Ah Christmas. It's the most wonderful time of the year, but it's also the only time, aside from funerals, you're forced to confront all the relatives you don't have anything in common with, apart from your DNA. 

There seem to be some questions that continually pop up every year, so I went to my lovely Millennial friends and asked which conversations they were most looking forward to - 'Baby Boomer Qualms' (BBQs) - and compiled a list with some possible responses. You're welcome, fellow '90s kids.

BBQ: Anything about your clothes, ie. "Oh is that what you're all wearing now" or "Rent in the big city must be high, you can't afford to sew up all those holes in your jeans!"

Fashion. Nothing like it to create those fun mother/daughter divisions. You can also sub in here your Birkenstock sandals, dad sneakers, that new Asos jumpsuit etc, for things that will be brought up as soon as you're off the plane.

Maybe calmly remind them of some of the '70s garb they used to don, inspired no doubt by the acid trip of their youth. Or maybe remind them that the holes in your jeans are nothing compared to the hole their generation left in the ozone layer, so I guess we're square Mum.

BBQ: Any chat about the country going to hell in a hand basket with female Prime Minister Jacinda Ardern running the country with a baby.

First of all, have you seen Neve? Here she is at the freaking UN looking so cute.

A Millennial's guide to Baby Boomer questions at Christmas
Photo credit: Reuters.

Yes the UN: that location where Ardern spoke after being the second woman in the world to give birth while in office. How cool her daughter has such a powerful role model, you might like to remind your grandmother.

You could also recount this quote from the Fijian Prime Minister: "Having little Neve in the room is a humbling reminder that the world's leaders must act not for ourselves, but for the future of our children and our planet."

Or perhaps, if none of that works, you could remind your family of how the first children of their beloved National Party contributed to society. Like this banger from Max Key.

BBQ: Being accused of being so very serious, with the classic "God you just can't make a joke anymore, it's PC gone mad."

I'm sorry, I think you'll find we indeed laugh at memes on the internet all day, especially ones including babies and dogs. We just don't like racism, Uncle Brian. 

BBQ: For my Millennial mums, any comments from relatives and n-laws about the behavior of your children, or how opinionated/loud/fussy they are.

It's a revolutionary thought: parenting your children without scaring them shitless. Keep breathing, and remember that just because your grandparents think kids should be seen and not heard, doesn't mean that's the truth. If your creative kids want to strip naked and sing in the living room on Christmas, they should be able to express that.

As one Millennial newsroom mother put it: "Yes I know we were all made to sit at the table until we cleared our plates mother. That's why we all have weight issues."

BBQ: "What on Earth are you planning to do with that university degree?"

This can apply to many - in my case film and art history.
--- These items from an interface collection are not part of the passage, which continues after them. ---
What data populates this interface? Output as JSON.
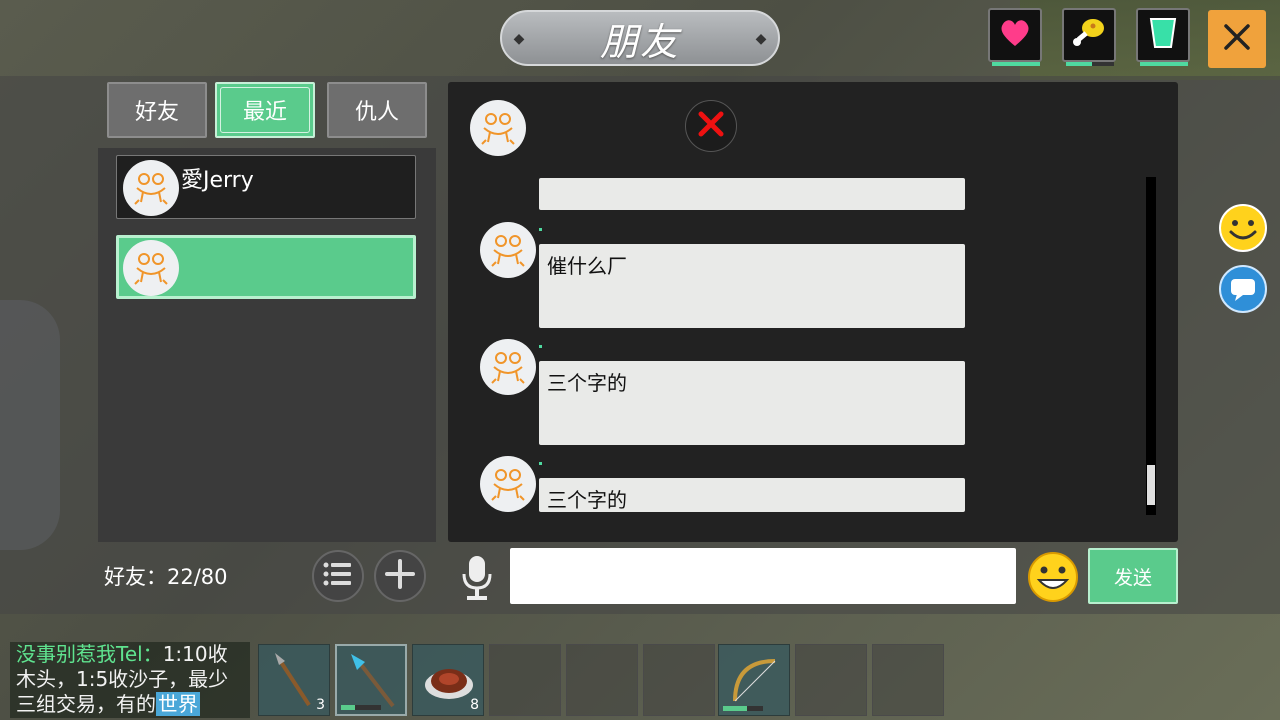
{
  "window": {
    "title": "朋友",
    "close_label": "✕"
  },
  "stats": [
    {
      "name": "health",
      "icon": "heart-icon",
      "level": 1.0
    },
    {
      "name": "hunger",
      "icon": "drumstick-icon",
      "level": 0.55
    },
    {
      "name": "thirst",
      "icon": "cup-icon",
      "level": 1.0
    }
  ],
  "tabs": [
    {
      "label": "好友",
      "active": false
    },
    {
      "label": "最近",
      "active": true
    },
    {
      "label": "仇人",
      "active": false
    }
  ],
  "friends": [
    {
      "name": "愛Jerry",
      "selected": false
    },
    {
      "name": "",
      "selected": true
    }
  ],
  "friend_count": "好友：22/80",
  "messages": [
    {
      "text": ""
    },
    {
      "text": "催什么厂"
    },
    {
      "text": "三个字的"
    },
    {
      "text": "三个字的"
    }
  ],
  "input": {
    "value": "",
    "placeholder": ""
  },
  "send_label": "发送",
  "world_chat": {
    "name": "没事别惹我",
    "tel": "Tel：",
    "text": "1:10收木头，1:5收沙子，最少三组交易，有的",
    "tag": "世界"
  },
  "hotbar": [
    {
      "item": "wooden-spear",
      "count": "3",
      "durability": null,
      "selected": false
    },
    {
      "item": "crystal-spear",
      "count": "",
      "durability": 0.35,
      "selected": true
    },
    {
      "item": "cooked-steak",
      "count": "8",
      "durability": null,
      "selected": false
    },
    {
      "item": "",
      "count": "",
      "durability": null,
      "selected": false
    },
    {
      "item": "",
      "count": "",
      "durability": null,
      "selected": false
    },
    {
      "item": "",
      "count": "",
      "durability": null,
      "selected": false
    },
    {
      "item": "bow",
      "count": "",
      "durability": 0.6,
      "selected": false
    },
    {
      "item": "",
      "count": "",
      "durability": null,
      "selected": false
    },
    {
      "item": "",
      "count": "",
      "durability": null,
      "selected": false
    }
  ]
}
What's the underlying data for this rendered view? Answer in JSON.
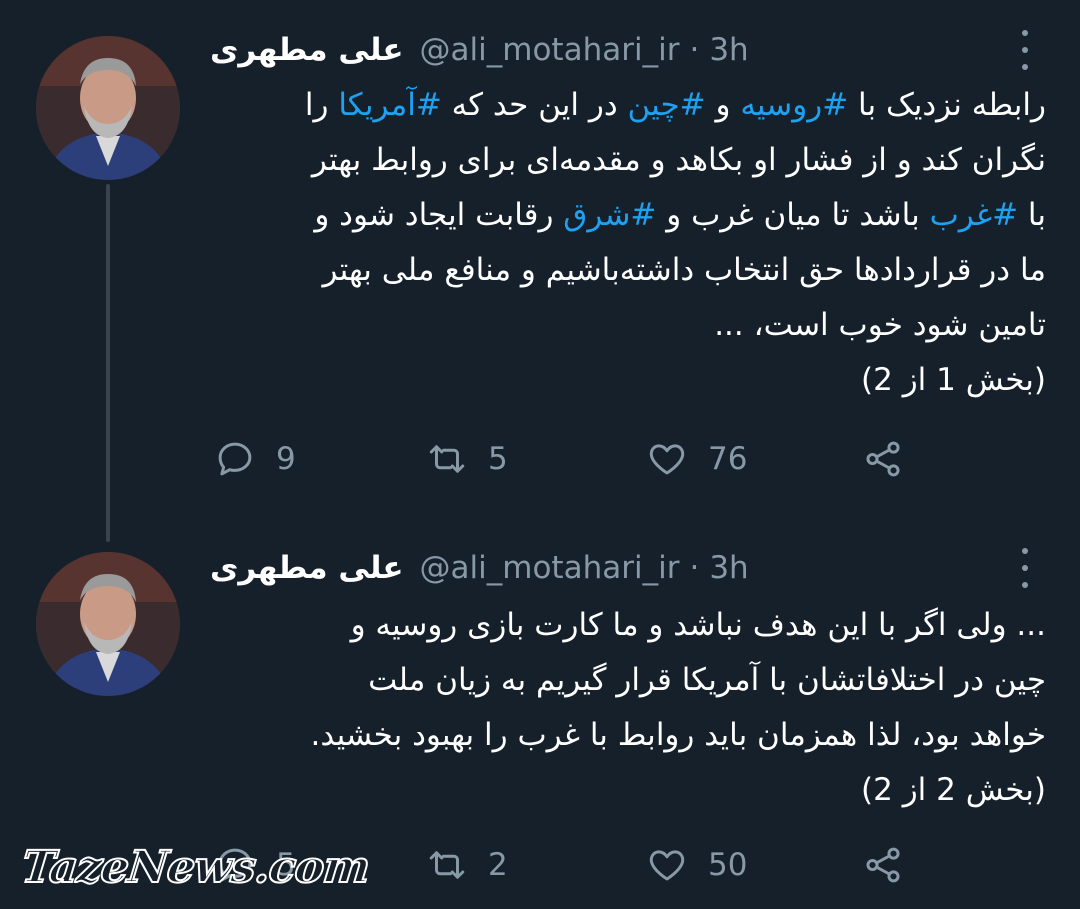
{
  "tweets": [
    {
      "name": "علی مطهری",
      "handle": "@ali_motahari_ir",
      "separator": "·",
      "time": "3h",
      "lines": [
        [
          "رابطه نزدیک با ",
          {
            "tag": "#روسیه"
          },
          " و ",
          {
            "tag": "#چین"
          },
          " در این حد که ",
          {
            "tag": "#آمریکا"
          },
          " را"
        ],
        [
          "نگران کند و از فشار او بکاهد و مقدمه‌ای برای روابط بهتر"
        ],
        [
          "با ",
          {
            "tag": "#غرب"
          },
          " باشد تا میان غرب و ",
          {
            "tag": "#شرق"
          },
          " رقابت ایجاد شود و"
        ],
        [
          "ما در قراردادها حق انتخاب داشته‌باشیم و منافع ملی بهتر"
        ],
        [
          "تامین شود خوب است، ..."
        ],
        [
          "(بخش 1 از 2)"
        ]
      ],
      "text": {
        "l1a": "رابطه نزدیک با ",
        "t1": "#روسیه",
        "l1b": " و ",
        "t2": "#چین",
        "l1c": " در این حد که ",
        "t3": "#آمریکا",
        "l1d": " را",
        "l2": "نگران کند و از فشار او بکاهد و مقدمه‌ای برای روابط بهتر",
        "l3a": "با ",
        "t4": "#غرب",
        "l3b": " باشد تا میان غرب و ",
        "t5": "#شرق",
        "l3c": " رقابت ایجاد شود و",
        "l4": "ما در قراردادها حق انتخاب داشته‌باشیم و منافع ملی بهتر",
        "l5": "تامین شود خوب است، ...",
        "l6": "(بخش 1 از 2)"
      },
      "replies": "9",
      "retweets": "5",
      "likes": "76"
    },
    {
      "name": "علی مطهری",
      "handle": "@ali_motahari_ir",
      "separator": "·",
      "time": "3h",
      "text": {
        "l1": "... ولی اگر با این هدف نباشد و ما کارت بازی روسیه و",
        "l2": "چین در اختلافاتشان با آمریکا قرار گیریم به زیان ملت",
        "l3": "خواهد بود، لذا همزمان باید روابط با غرب را بهبود بخشید.",
        "l4": "(بخش 2 از 2)"
      },
      "replies": "5",
      "retweets": "2",
      "likes": "50"
    }
  ],
  "watermark": "TazeNews.com",
  "icons": {
    "reply": "reply-icon",
    "retweet": "retweet-icon",
    "like": "heart-icon",
    "share": "share-icon",
    "more": "more-vertical-icon"
  },
  "colors": {
    "background": "#15202b",
    "hashtag": "#1da1f2",
    "secondary_text": "#8899a6",
    "thread_line": "#38444d"
  }
}
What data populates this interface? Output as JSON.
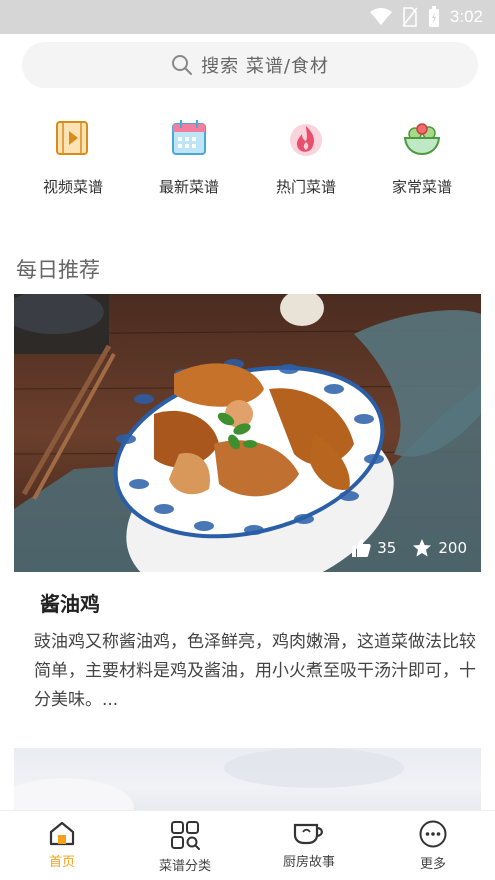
{
  "status": {
    "time": "3:02"
  },
  "search": {
    "placeholder": "搜索  菜谱/食材"
  },
  "categories": [
    {
      "label": "视频菜谱",
      "icon": "video-recipe-icon"
    },
    {
      "label": "最新菜谱",
      "icon": "calendar-icon"
    },
    {
      "label": "热门菜谱",
      "icon": "fire-icon"
    },
    {
      "label": "家常菜谱",
      "icon": "salad-bowl-icon"
    }
  ],
  "daily": {
    "title": "每日推荐",
    "recipe": {
      "name": "酱油鸡",
      "likes": "35",
      "favorites": "200",
      "description": "豉油鸡又称酱油鸡，色泽鲜亮，鸡肉嫩滑，这道菜做法比较简单，主要材料是鸡及酱油，用小火煮至吸干汤汁即可，十分美味。..."
    }
  },
  "tabs": [
    {
      "label": "首页",
      "icon": "home-icon",
      "active": true
    },
    {
      "label": "菜谱分类",
      "icon": "category-grid-icon",
      "active": false
    },
    {
      "label": "厨房故事",
      "icon": "cup-icon",
      "active": false
    },
    {
      "label": "更多",
      "icon": "more-icon",
      "active": false
    }
  ],
  "colors": {
    "accent": "#f3a11b",
    "statusbar": "#d6d6d6"
  }
}
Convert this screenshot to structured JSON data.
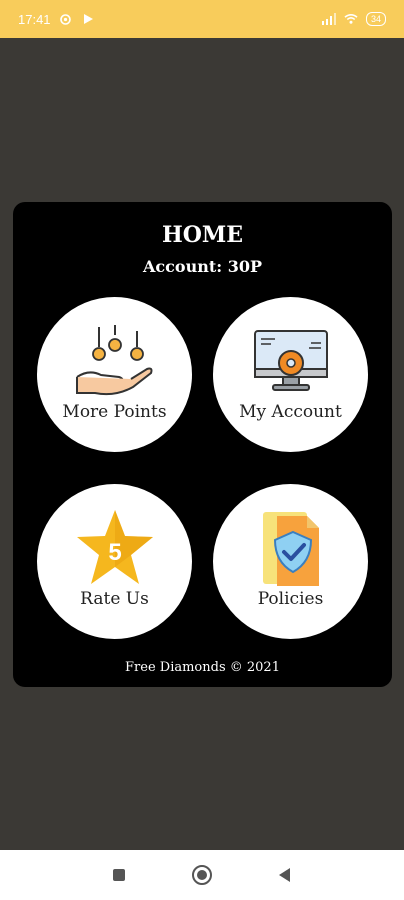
{
  "status_bar": {
    "time": "17:41",
    "battery": "34"
  },
  "home": {
    "title": "HOME",
    "account": "Account: 30P",
    "tiles": [
      {
        "label": "More Points",
        "icon": "coins-hand-icon"
      },
      {
        "label": "My Account",
        "icon": "monitor-gear-icon"
      },
      {
        "label": "Rate Us",
        "icon": "star-icon",
        "star_number": "5"
      },
      {
        "label": "Policies",
        "icon": "shield-document-icon"
      }
    ],
    "footer": "Free Diamonds © 2021"
  },
  "colors": {
    "status_bar": "#f8cc5b",
    "background": "#3b3935",
    "card": "#000000",
    "tile": "#ffffff",
    "star": "#f5b71e"
  }
}
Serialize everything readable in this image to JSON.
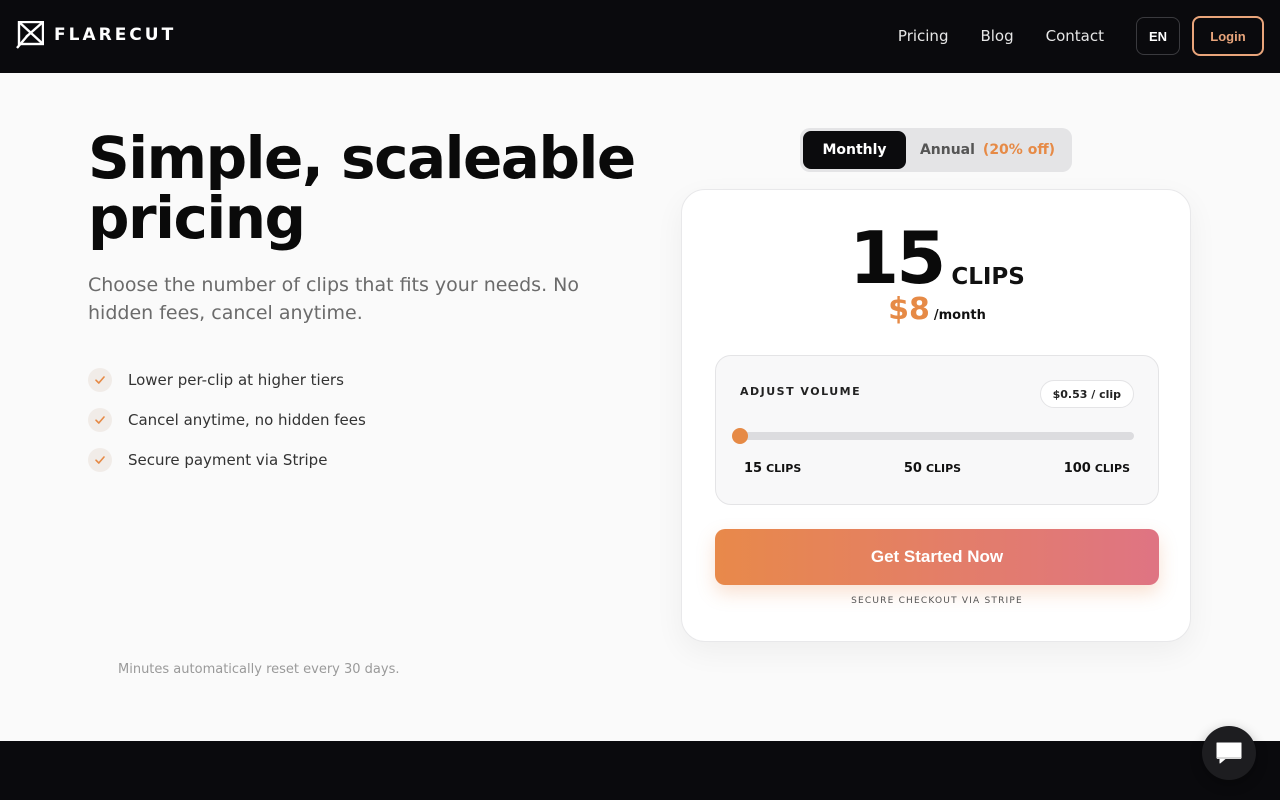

But it's important to remind your family that university isn't just about getting a degree that will send you into retirement by 48. It's about learning a whole host of life-skills, incluing making a single kumara last three different meals, finding the cheapest wine for the highest percentage, and learning to cook mince in various forms. These are all important things to take you into the future, even if you're applying for 50+ jobs a day with your double degree.

BBQ: Any comments about your love life, including (but not limited to) "When are you going to bring home a boyfriend/girlfriend/partner", "when are you getting married", "when are you giving me grandchildren" etc etc.

If it wasn't bad enough that all your friends from high school are posting their engagement pictures on Instagram, now you have to deal with Auntie Linda reminding you she was married with two children at your age. It's a lot, especially when you're still looking at the Instagram of the guy form Bumble you spoke to for four months but never actually went on a date with.

It's also particularly tricky to try and explain that happy 2018 thing: a "situationship" to someone in their 50s. I've tried and I wouldn't recommend it. Just tell them you're happily enjoying testing your sexual limits in lots of casual encounters at the moment. That should shut any convo up real quick, leaving you to enjoy your Cadbury Favourites box.

Feliz Navidad everybody!